→ Activity:
Only the text of the records belongs in the answer, copied exactly and without pictures.

[[ Recorded information, beginning ]]

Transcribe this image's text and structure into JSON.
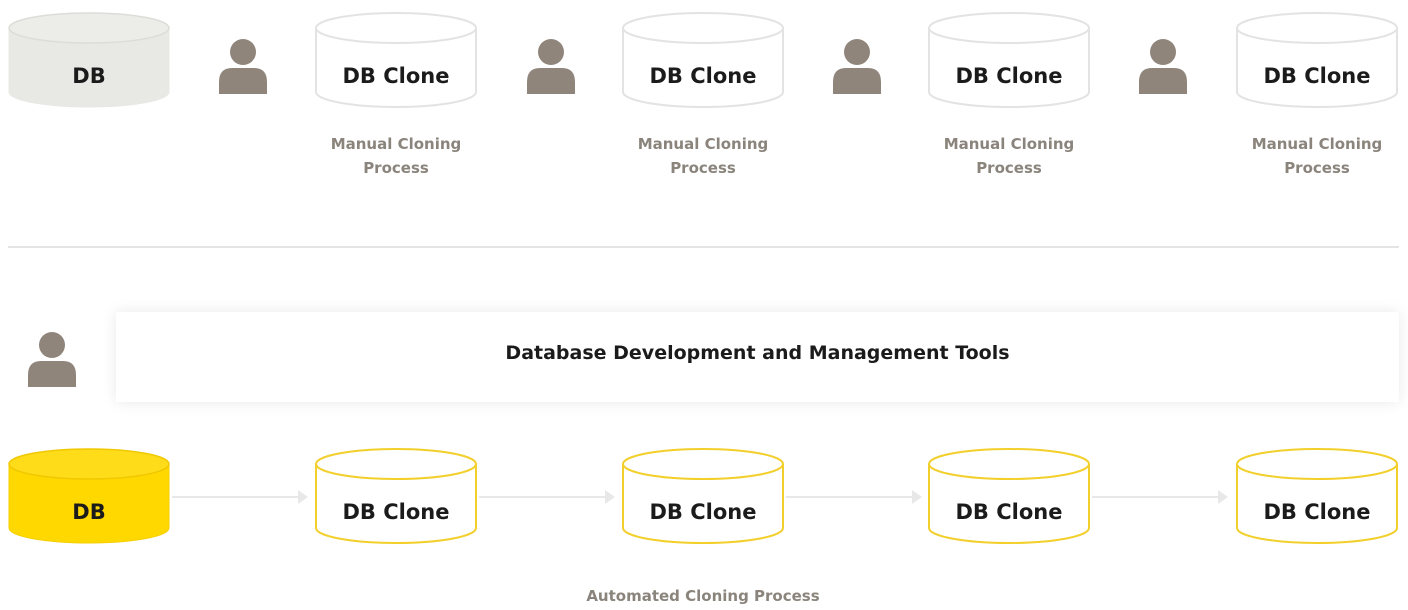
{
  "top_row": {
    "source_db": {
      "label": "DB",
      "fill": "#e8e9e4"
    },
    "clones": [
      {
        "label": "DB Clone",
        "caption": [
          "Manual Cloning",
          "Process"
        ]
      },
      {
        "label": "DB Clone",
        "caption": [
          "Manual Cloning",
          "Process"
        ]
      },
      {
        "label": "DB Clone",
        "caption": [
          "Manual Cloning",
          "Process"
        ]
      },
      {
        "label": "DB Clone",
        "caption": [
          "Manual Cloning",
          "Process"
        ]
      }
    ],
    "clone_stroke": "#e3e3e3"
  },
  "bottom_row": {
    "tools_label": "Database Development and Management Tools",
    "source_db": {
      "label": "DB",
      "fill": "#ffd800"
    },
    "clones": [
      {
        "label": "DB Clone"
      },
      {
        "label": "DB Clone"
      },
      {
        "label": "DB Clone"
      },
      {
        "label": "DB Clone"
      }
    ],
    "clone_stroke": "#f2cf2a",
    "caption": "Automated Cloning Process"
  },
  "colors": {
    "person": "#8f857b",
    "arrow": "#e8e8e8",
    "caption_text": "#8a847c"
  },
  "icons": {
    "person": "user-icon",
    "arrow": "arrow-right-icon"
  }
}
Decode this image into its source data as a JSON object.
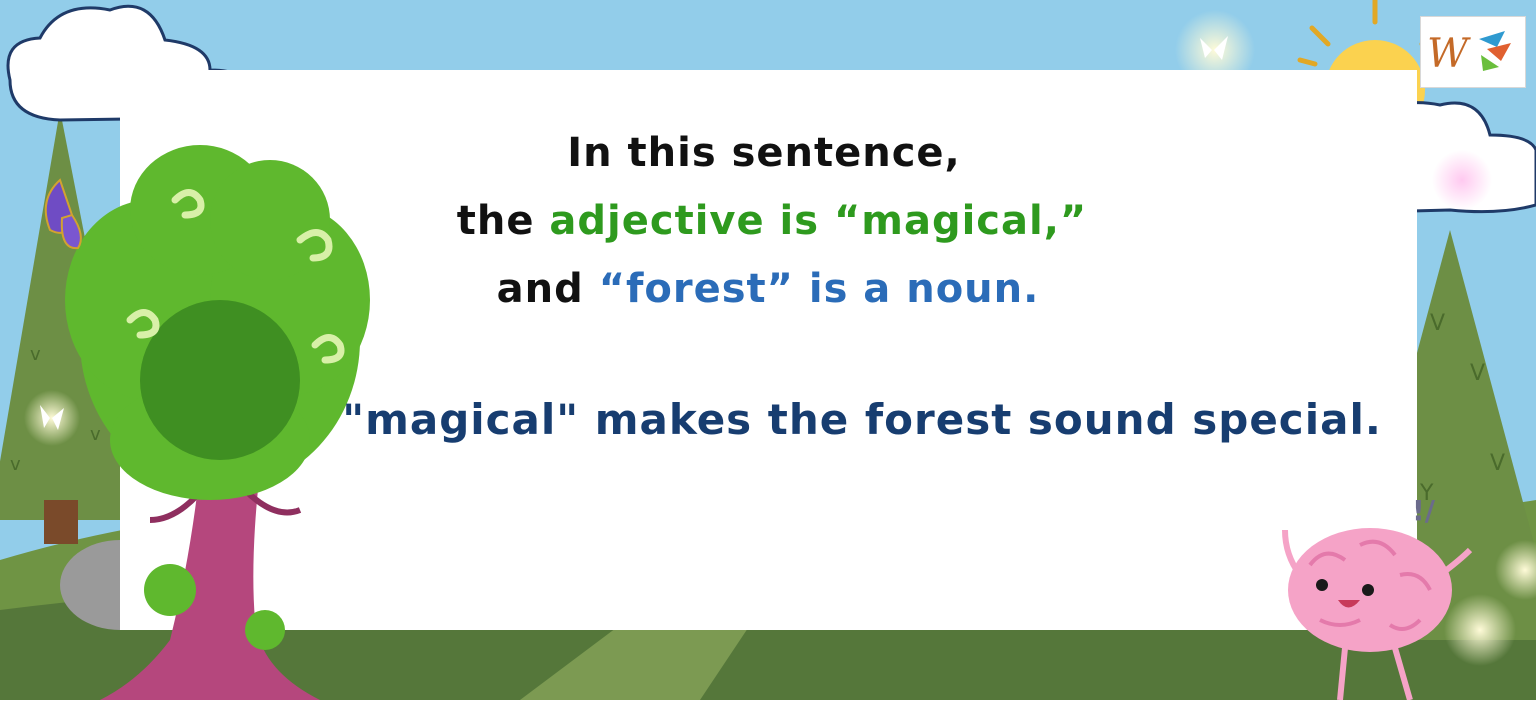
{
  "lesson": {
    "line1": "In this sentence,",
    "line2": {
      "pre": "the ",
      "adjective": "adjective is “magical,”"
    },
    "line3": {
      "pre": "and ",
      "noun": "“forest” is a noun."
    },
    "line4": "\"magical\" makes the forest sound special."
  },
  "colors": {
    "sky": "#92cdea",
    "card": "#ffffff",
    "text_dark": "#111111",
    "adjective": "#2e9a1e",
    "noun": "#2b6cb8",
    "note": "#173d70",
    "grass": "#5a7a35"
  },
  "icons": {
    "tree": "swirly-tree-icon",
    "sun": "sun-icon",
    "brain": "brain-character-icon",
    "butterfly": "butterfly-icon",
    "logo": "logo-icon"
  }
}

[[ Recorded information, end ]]

→ Output for this task:
Transcribe this image's text and structure into JSON.
{
  "top_row": {
    "source_db": {
      "label": "DB",
      "fill": "#e8e9e4"
    },
    "clones": [
      {
        "label": "DB Clone",
        "caption": [
          "Manual Cloning",
          "Process"
        ]
      },
      {
        "label": "DB Clone",
        "caption": [
          "Manual Cloning",
          "Process"
        ]
      },
      {
        "label": "DB Clone",
        "caption": [
          "Manual Cloning",
          "Process"
        ]
      },
      {
        "label": "DB Clone",
        "caption": [
          "Manual Cloning",
          "Process"
        ]
      }
    ],
    "clone_stroke": "#e3e3e3"
  },
  "bottom_row": {
    "tools_label": "Database Development and Management Tools",
    "source_db": {
      "label": "DB",
      "fill": "#ffd800"
    },
    "clones": [
      {
        "label": "DB Clone"
      },
      {
        "label": "DB Clone"
      },
      {
        "label": "DB Clone"
      },
      {
        "label": "DB Clone"
      }
    ],
    "clone_stroke": "#f2cf2a",
    "caption": "Automated Cloning Process"
  },
  "colors": {
    "person": "#8f857b",
    "arrow": "#e8e8e8",
    "caption_text": "#8a847c"
  },
  "icons": {
    "person": "user-icon",
    "arrow": "arrow-right-icon"
  }
}
Decode this image into its source data as a JSON object.
{
  "lesson": {
    "line1": "In this sentence,",
    "line2": {
      "pre": "the ",
      "adjective": "adjective is “magical,”"
    },
    "line3": {
      "pre": "and ",
      "noun": "“forest” is a noun."
    },
    "line4": "\"magical\" makes the forest sound special."
  },
  "colors": {
    "sky": "#92cdea",
    "card": "#ffffff",
    "text_dark": "#111111",
    "adjective": "#2e9a1e",
    "noun": "#2b6cb8",
    "note": "#173d70",
    "grass": "#5a7a35"
  },
  "icons": {
    "tree": "swirly-tree-icon",
    "sun": "sun-icon",
    "brain": "brain-character-icon",
    "butterfly": "butterfly-icon",
    "logo": "logo-icon"
  }
}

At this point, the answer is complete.